══ Exercise data ══

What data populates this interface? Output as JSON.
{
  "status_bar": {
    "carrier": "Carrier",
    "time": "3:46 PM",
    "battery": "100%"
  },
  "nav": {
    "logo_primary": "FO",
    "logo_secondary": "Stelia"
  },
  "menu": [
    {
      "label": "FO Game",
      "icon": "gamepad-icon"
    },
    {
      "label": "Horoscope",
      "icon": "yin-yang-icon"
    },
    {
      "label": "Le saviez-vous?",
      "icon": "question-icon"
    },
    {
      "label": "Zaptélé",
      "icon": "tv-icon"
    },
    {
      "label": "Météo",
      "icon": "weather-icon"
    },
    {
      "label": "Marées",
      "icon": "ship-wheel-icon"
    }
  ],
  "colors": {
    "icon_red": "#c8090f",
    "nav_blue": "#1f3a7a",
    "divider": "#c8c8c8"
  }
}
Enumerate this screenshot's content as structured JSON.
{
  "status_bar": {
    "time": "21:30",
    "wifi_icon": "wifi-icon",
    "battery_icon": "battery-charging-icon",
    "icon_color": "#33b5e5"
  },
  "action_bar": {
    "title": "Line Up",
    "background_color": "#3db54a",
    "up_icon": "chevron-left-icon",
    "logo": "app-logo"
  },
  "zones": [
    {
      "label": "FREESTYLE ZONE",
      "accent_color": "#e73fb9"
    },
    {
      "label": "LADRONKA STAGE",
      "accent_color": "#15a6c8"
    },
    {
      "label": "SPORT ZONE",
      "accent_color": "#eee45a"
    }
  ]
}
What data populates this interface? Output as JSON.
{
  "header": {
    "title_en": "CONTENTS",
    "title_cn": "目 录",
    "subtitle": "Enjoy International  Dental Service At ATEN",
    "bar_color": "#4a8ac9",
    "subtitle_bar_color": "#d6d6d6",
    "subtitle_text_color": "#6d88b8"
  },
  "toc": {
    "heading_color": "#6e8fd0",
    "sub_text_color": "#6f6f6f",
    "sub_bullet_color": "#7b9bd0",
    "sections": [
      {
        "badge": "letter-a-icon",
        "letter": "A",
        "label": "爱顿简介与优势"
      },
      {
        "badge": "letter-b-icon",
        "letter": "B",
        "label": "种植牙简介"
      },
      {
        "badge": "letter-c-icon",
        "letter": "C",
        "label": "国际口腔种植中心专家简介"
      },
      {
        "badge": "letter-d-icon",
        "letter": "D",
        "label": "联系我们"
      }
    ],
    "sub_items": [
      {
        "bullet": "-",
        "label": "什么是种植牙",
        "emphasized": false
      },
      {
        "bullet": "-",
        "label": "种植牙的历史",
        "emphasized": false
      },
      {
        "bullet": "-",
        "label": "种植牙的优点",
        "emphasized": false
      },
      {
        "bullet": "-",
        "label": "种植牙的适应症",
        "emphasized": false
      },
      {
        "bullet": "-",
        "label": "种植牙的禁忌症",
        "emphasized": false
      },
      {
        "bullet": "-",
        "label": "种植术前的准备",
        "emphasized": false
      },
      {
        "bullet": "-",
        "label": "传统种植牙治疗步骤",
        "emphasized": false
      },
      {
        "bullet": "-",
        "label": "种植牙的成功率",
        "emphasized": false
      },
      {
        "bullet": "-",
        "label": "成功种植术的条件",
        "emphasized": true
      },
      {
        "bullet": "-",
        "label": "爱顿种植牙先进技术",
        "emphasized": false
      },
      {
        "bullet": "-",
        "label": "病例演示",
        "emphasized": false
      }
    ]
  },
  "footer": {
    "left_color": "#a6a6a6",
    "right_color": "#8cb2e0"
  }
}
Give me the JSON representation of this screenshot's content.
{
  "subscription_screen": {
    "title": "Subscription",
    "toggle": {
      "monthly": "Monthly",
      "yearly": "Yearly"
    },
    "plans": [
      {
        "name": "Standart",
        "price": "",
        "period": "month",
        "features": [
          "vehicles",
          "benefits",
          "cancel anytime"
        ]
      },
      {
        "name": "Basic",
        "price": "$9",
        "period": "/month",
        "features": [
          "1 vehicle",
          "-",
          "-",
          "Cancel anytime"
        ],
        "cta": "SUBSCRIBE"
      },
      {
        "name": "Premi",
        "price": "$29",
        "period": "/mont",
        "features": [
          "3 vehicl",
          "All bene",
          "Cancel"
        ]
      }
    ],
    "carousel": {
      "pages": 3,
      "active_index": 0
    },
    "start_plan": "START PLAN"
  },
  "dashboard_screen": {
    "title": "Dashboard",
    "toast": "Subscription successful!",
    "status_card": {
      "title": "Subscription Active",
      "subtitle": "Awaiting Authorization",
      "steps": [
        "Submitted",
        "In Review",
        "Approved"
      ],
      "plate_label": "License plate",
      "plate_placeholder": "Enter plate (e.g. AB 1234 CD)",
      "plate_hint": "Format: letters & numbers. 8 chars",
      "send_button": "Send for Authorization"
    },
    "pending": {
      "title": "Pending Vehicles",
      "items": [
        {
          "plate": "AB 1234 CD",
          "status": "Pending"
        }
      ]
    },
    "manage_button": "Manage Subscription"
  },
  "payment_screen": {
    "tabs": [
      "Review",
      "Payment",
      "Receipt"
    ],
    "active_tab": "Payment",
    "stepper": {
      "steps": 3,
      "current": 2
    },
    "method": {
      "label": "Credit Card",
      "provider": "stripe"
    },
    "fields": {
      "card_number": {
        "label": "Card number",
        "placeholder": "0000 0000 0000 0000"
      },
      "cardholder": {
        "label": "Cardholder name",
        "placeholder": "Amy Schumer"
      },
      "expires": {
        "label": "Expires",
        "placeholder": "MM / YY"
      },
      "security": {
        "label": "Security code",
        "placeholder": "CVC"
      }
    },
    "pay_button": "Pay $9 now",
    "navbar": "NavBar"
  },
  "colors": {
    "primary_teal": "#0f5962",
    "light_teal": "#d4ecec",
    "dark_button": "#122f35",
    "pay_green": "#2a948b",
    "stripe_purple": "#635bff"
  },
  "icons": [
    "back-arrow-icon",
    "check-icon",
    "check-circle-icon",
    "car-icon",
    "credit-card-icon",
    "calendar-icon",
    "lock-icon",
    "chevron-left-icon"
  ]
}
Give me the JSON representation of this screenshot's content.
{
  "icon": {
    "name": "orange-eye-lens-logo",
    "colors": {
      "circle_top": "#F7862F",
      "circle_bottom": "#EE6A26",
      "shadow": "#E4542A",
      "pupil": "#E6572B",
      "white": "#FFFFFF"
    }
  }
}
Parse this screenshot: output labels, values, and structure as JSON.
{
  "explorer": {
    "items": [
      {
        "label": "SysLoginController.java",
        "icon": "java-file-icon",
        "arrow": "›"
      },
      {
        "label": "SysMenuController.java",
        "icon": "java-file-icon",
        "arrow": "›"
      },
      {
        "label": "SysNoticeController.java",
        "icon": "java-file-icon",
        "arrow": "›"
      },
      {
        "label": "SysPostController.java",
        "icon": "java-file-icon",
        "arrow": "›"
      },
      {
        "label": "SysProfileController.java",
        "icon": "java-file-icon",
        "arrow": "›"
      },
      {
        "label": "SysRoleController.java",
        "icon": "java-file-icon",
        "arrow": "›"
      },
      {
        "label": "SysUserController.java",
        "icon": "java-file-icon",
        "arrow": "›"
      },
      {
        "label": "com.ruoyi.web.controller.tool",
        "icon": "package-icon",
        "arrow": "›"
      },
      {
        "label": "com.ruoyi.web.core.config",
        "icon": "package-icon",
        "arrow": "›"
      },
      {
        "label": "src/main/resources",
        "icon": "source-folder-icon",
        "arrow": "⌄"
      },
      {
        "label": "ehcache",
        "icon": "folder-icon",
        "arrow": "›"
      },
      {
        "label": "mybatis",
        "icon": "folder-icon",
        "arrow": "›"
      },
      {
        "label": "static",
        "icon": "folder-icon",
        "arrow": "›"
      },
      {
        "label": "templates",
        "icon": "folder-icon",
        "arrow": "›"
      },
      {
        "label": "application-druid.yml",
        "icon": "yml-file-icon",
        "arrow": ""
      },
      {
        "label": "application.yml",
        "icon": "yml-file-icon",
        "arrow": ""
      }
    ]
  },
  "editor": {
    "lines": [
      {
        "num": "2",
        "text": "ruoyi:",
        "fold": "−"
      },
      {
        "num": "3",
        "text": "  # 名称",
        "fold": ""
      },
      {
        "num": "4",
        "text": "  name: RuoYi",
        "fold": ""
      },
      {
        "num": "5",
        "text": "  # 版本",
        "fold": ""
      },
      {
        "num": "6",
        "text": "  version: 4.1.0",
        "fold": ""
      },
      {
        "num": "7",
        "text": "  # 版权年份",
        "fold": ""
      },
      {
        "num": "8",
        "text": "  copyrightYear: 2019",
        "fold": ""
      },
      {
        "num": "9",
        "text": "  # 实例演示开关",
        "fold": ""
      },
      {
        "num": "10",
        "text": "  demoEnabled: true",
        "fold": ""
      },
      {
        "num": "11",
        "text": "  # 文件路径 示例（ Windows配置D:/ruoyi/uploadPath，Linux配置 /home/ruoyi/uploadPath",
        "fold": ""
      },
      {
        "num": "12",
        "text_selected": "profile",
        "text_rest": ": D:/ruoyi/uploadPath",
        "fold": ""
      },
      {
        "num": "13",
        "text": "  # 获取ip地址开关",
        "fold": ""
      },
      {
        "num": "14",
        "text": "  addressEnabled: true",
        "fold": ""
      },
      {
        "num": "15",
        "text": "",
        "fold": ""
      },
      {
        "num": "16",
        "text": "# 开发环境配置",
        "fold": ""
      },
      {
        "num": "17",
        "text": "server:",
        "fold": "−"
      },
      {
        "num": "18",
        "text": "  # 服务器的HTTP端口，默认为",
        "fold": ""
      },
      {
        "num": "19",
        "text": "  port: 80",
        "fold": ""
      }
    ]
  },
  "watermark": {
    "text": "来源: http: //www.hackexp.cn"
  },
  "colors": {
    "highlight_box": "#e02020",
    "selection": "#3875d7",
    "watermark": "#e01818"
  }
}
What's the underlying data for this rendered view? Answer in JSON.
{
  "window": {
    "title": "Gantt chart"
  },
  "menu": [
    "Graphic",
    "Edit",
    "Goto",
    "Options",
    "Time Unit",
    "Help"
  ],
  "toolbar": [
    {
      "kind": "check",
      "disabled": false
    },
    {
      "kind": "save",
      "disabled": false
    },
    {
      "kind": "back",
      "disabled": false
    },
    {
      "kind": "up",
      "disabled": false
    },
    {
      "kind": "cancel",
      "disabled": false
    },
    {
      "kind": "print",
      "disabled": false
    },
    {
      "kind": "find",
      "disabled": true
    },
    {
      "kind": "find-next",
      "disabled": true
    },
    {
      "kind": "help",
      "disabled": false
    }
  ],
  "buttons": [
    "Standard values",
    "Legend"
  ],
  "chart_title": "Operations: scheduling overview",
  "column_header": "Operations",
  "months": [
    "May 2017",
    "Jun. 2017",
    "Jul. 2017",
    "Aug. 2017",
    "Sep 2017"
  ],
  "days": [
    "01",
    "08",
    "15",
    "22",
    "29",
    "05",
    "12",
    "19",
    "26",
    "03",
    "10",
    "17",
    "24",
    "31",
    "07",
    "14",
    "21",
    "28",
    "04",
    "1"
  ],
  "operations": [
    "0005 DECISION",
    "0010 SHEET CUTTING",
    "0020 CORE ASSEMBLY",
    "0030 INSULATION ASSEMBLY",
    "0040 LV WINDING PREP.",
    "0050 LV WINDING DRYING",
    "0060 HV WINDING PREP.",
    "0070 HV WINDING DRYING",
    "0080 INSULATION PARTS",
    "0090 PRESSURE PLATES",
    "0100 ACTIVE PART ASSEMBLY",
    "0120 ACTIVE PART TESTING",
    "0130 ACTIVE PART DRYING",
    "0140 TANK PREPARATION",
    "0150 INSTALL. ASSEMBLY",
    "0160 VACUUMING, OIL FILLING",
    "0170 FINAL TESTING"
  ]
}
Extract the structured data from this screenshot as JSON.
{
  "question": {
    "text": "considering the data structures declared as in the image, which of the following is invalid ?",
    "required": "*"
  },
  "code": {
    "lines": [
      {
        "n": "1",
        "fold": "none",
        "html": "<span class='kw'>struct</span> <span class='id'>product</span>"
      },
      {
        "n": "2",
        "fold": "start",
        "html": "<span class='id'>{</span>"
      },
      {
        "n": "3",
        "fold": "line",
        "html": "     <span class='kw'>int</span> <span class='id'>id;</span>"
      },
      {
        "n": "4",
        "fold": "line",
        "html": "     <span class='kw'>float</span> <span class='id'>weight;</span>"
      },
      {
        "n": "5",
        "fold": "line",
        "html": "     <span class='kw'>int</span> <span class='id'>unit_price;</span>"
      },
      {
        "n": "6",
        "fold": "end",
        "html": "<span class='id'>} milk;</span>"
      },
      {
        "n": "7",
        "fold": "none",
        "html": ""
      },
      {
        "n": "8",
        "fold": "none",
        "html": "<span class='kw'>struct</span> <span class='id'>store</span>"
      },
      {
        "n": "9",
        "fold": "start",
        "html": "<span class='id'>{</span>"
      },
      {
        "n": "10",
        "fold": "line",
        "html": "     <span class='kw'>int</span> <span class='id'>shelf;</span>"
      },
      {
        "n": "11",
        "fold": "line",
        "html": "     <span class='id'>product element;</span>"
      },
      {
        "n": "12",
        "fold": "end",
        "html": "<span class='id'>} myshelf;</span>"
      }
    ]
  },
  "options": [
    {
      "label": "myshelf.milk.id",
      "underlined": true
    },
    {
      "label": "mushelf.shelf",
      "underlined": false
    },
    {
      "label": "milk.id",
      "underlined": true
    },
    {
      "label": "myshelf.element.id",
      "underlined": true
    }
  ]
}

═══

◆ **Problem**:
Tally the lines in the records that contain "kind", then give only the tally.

◆ **Solution**:
9